While the protesters who took to Tahrir Square in January 2011 had many differences that would play a pivotal role in the following years, they were united in at least one thing—blaming long-time autocrat Hosni Mubarak for most of Egypt’s problems.
So when he moved to his mansion in the coastal city of Sharm al-Sheikh, after stepping down on 11 February, there were loud calls to try him for various crimes, including the killing of protesters during the uprising. These calls were finally heeded in late May 2011, when he was charged with intentional murder, attempted killing of protesters and embezzlement of public funds.
On 2 June 2012, the court found Mubarak and his interior minister, Habib al-Adly, guilty of involvement in the killing of protesters and sentenced them to life in prison. This verdict was overturned six months later, however, and an appeals court ordered a retrial.
This led to a stunning turn of events when, on 29 November 2014, the court reversed the ruling, essentially allowing Mubarak to walk free. This caused confusion, as people did not understand what happened. Mubarak was neither convicted nor acquitted; instead, the judge threw out the entire case on a technicality.
Human-rights lawyer Hossam Bahgat explained that one should look back at the events that followed the 2011 uprising. When the public prosecutor built the case against various defendants for the killing of protesters, Mubarak was not among the initial defendants; he was only added two months later, possibly due to pressure from the demonstrations in Tahrir Square demanding that the ex-president be held accountable as well.
The judge used this technicality to dismiss the case against Mubarak, arguing that adding the charges against him so late in the proceedings meant that he should not have been a defendant in the first place. The court also dismissed charges against Habib al-Adly, as well as corruption charges against Mubarak and his two sons.
Following the dismissal of the charges, the court erupted with applause from Mubarak supporters, while parents of the protesters killed, waiting outside the court, were grief-stricken.
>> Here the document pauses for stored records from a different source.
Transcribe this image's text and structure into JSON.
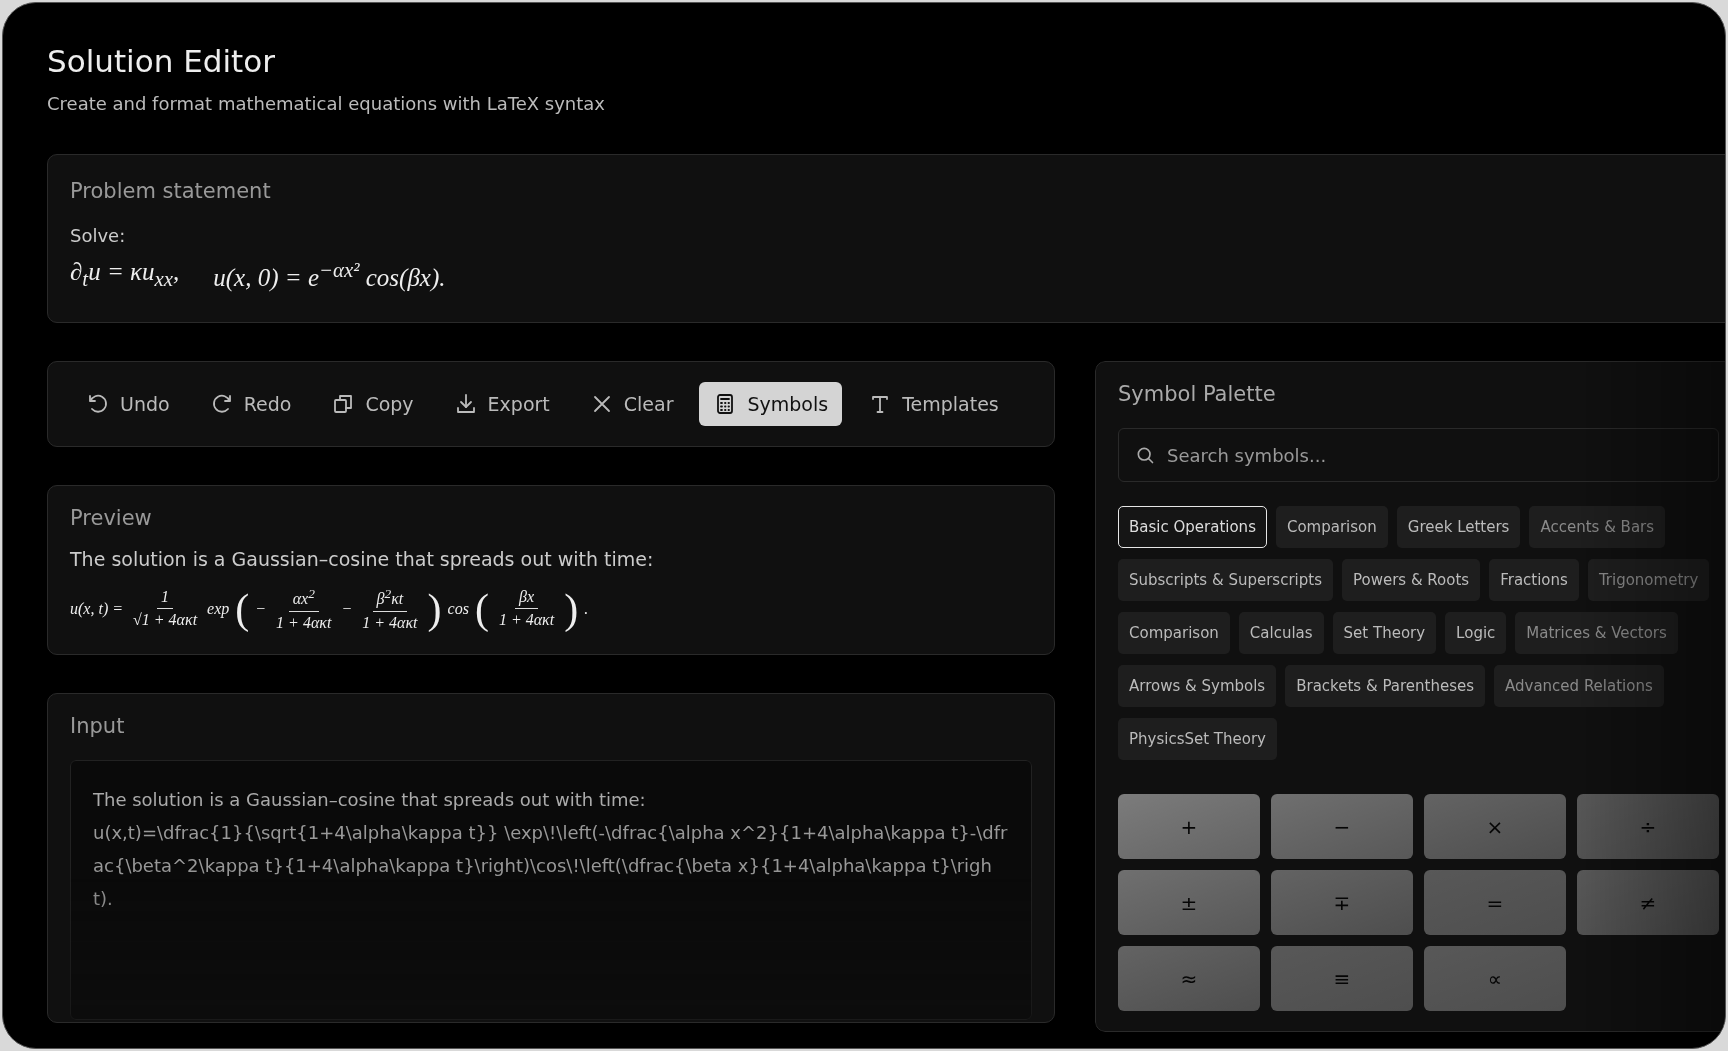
{
  "header": {
    "title": "Solution Editor",
    "subtitle": "Create and format mathematical equations with LaTeX syntax"
  },
  "problem": {
    "title": "Problem statement",
    "lead": "Solve:",
    "equations": [
      "∂$_{t}$u = κu$_{xx}$,",
      "u(x, 0) = e$^{−αx²}$ cos(βx)."
    ]
  },
  "toolbar": [
    {
      "kind": "undo",
      "label": "Undo",
      "selected": false
    },
    {
      "kind": "redo",
      "label": "Redo",
      "selected": false
    },
    {
      "kind": "copy",
      "label": "Copy",
      "selected": false
    },
    {
      "kind": "export",
      "label": "Export",
      "selected": false
    },
    {
      "kind": "clear",
      "label": "Clear",
      "selected": false
    },
    {
      "kind": "symbols",
      "label": "Symbols",
      "selected": true
    },
    {
      "kind": "templates",
      "label": "Templates",
      "selected": false
    }
  ],
  "preview": {
    "title": "Preview",
    "text": "The solution is a Gaussian–cosine that spreads out with time:",
    "formula": [
      {
        "kind": "text",
        "text": "u(x, t) ="
      },
      {
        "kind": "frac",
        "num": "1",
        "den": "√1 + 4ακt"
      },
      {
        "kind": "text",
        "text": "exp"
      },
      {
        "kind": "paren",
        "text": "("
      },
      {
        "kind": "text",
        "text": "−"
      },
      {
        "kind": "frac",
        "num": "αx$^{2}$",
        "den": "1 + 4ακt"
      },
      {
        "kind": "text",
        "text": "−"
      },
      {
        "kind": "frac",
        "num": "β$^{2}$κt",
        "den": "1 + 4ακt"
      },
      {
        "kind": "paren",
        "text": ")"
      },
      {
        "kind": "text",
        "text": "cos"
      },
      {
        "kind": "paren",
        "text": "("
      },
      {
        "kind": "frac",
        "num": "βx",
        "den": "1 + 4ακt"
      },
      {
        "kind": "paren",
        "text": ")"
      },
      {
        "kind": "text",
        "text": "."
      }
    ]
  },
  "input": {
    "title": "Input",
    "lines": [
      "The solution is a Gaussian–cosine that spreads out with time:",
      "u(x,t)=\\dfrac{1}{\\sqrt{1+4\\alpha\\kappa t}} \\exp\\!\\left(-\\dfrac{\\alpha x^2}{1+4\\alpha\\kappa t}-\\dfrac{\\beta^2\\kappa t}{1+4\\alpha\\kappa t}\\right)\\cos\\!\\left(\\dfrac{\\beta x}{1+4\\alpha\\kappa t}\\right)."
    ]
  },
  "palette": {
    "title": "Symbol Palette",
    "search": {
      "placeholder": "Search symbols..."
    },
    "categories": [
      [
        {
          "label": "Basic Operations",
          "selected": true
        },
        {
          "label": "Comparison",
          "selected": false
        },
        {
          "label": "Greek Letters",
          "selected": false
        },
        {
          "label": "Accents & Bars",
          "selected": false
        }
      ],
      [
        {
          "label": "Subscripts & Superscripts",
          "selected": false
        },
        {
          "label": "Powers & Roots",
          "selected": false
        },
        {
          "label": "Fractions",
          "selected": false
        },
        {
          "label": "Trigonometry",
          "selected": false
        }
      ],
      [
        {
          "label": "Comparison",
          "selected": false
        },
        {
          "label": "Calculas",
          "selected": false
        },
        {
          "label": "Set Theory",
          "selected": false
        },
        {
          "label": "Logic",
          "selected": false
        },
        {
          "label": "Matrices & Vectors",
          "selected": false
        }
      ],
      [
        {
          "label": "Arrows & Symbols",
          "selected": false
        },
        {
          "label": "Brackets & Parentheses",
          "selected": false
        },
        {
          "label": "Advanced Relations",
          "selected": false
        }
      ],
      [
        {
          "label": "PhysicsSet Theory",
          "selected": false
        }
      ]
    ],
    "keys": [
      "+",
      "−",
      "×",
      "÷",
      "±",
      "∓",
      "=",
      "≠",
      "≈",
      "≡",
      "∝"
    ]
  }
}
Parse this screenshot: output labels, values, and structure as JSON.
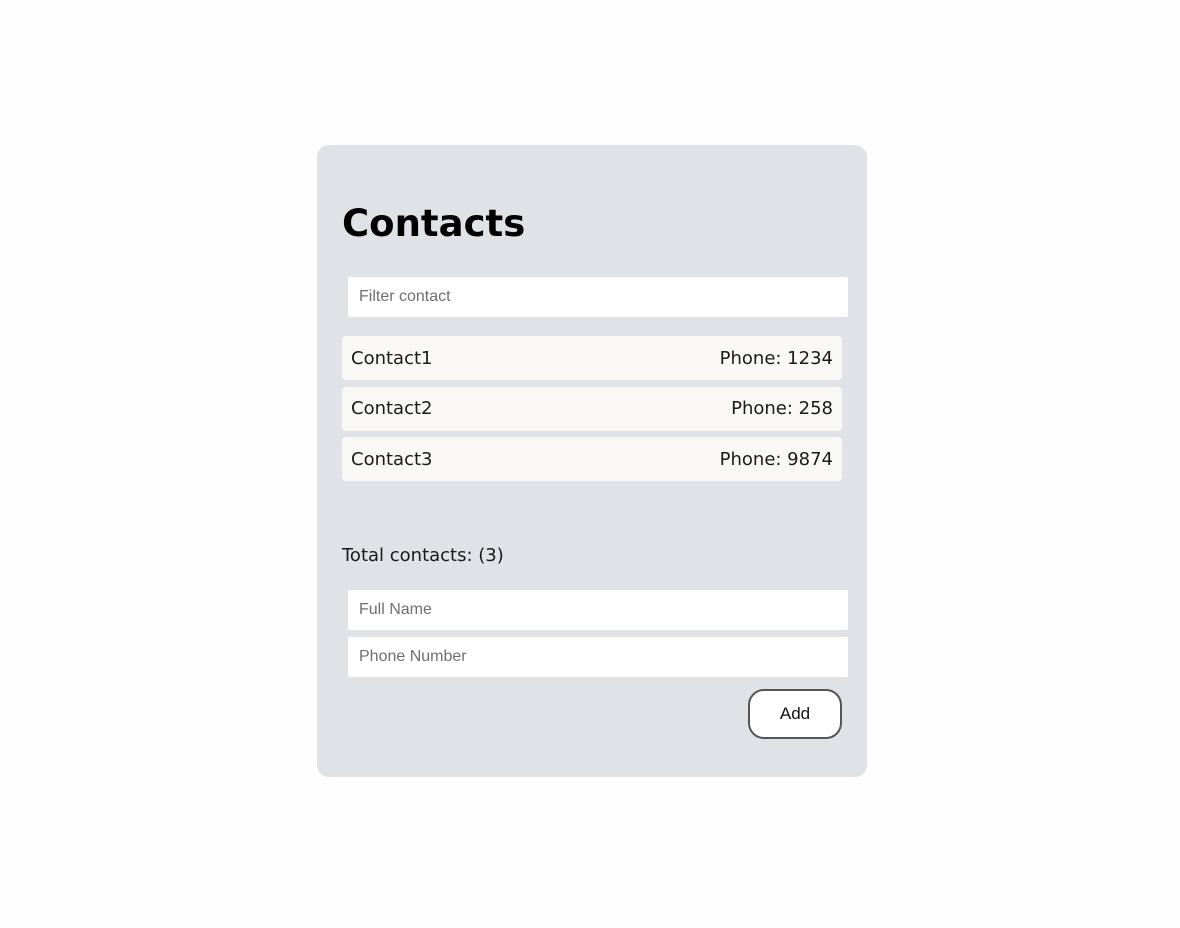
{
  "header": {
    "title": "Contacts"
  },
  "filter": {
    "placeholder": "Filter contact",
    "value": ""
  },
  "contacts": [
    {
      "name": "Contact1",
      "phone": "Phone: 1234"
    },
    {
      "name": "Contact2",
      "phone": "Phone: 258"
    },
    {
      "name": "Contact3",
      "phone": "Phone: 9874"
    }
  ],
  "summary": {
    "total_label": "Total contacts: (3)"
  },
  "form": {
    "name_placeholder": "Full Name",
    "phone_placeholder": "Phone Number",
    "add_label": "Add"
  },
  "colors": {
    "page_background": "#fefefe",
    "card_background": "#dfe2e6",
    "row_background": "#f9f8f5"
  }
}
As different as their stances were, the two sides agreed that this spelled the end of the revolution, with the country going full circle, to where it had been before the beginning of the uprising, in 2011.
Mubarak supporters, who reiterated their position that the revolution was a foreign ploy to destroy Egypt, hailed the ruling as proof that things were back to normal and that the revolution had failed. Some even called on Gamal Mubarak, the younger son of Hosni Mubarak, to run for the presidency in 2018. The protesters who had risen against Mubarak in 2011 felt that this was the reversal of the last of the revolution’s gains and the end of their dreams for change.
Later in the evening, in a brief television interview by phone, Mubarak said that he laughed when he heard the first verdict, insisting that he “hadn’t done anything wrong.”
The public prosecutor announced that he would appeal the court’s verdict before the Court of Cassation (Egypt’s highest criminal court). Attorney Bahgat pointed out that such large cases can drag on for a long time in Egyptian courts.
The acquittal of Mubarak sent waves of anger through the young protesters, who, in an increasingly rare act of defiance, took to the streets and gathered at Abdel Moniem Riad Square, near the iconic Tahrir Square. A few thousand people took part, quickly increasing in number, chanting against Mubarak, the military, the Muslim Brotherhood and the Egyptian judiciary.
Commenting on the ideological variety of protesters drawn together by the ruling, a young member of the Dostour political party said, “it is the closest we have felt to the days of the 25 January revolution in years.”
The protest was tolerated for only a few hours before security forces stormed in and dispersed the protesters to the side streets with tear gas and birdshot, the interior ministry claiming that it was no longer a peaceful protest, when “members of the Muslim Brotherhood infiltrated the protest.” There were also reports of live ammunition used and of two deaths, but the interior ministry denied both.
The dispersal broke up the gathering quickly, and the protesters failed to regroup later. They were not allowed into Tahrir Square, which security forces had closed down in anticipation of unrest, and Cairo’s head of security reported the arrest of some 85 people.
Following the court’s decision, Mubarak was flown back to the military hospital where he was being held and treated. Even though he had been found not guilty of killing protesters, he was still serving time for embezzling more than 100 million Egyptian pounds of public funds to furnish his and his sons’ mansions.
On 13 January 2015, however, the Court of Cassation accepted an appeal from Mubarak’s lawyer, which meant he could now go free, pending investigation. Even if the court had refused the appeal, Mubarak already would have served his three years in prison and would have been released.
Sources in Mubarak’s defence team have said, however, that he will remain in hospital for health reasons and because it was not safe for him elsewhere. Later, a spokesperson for the interior minister said that Mubarak was still in detention because only the public prosecutor’s office or the court that will retry him can order him released.
The changes over the past few months nevertheless meant a complete reversal of Mubarak’s situation. He went from a life sentence to freedom in little more than a year, and the rhetoric against him and his era on television talk shows has been toned down considerably since the ouster of his successor, Mohamed Morsi. Instead of commenting on the corruption or the deterioration of conditions during his rule, he is often hailed in these programs as a hero who staved off the threat of the Muslim Brotherhood during his 29 years as president.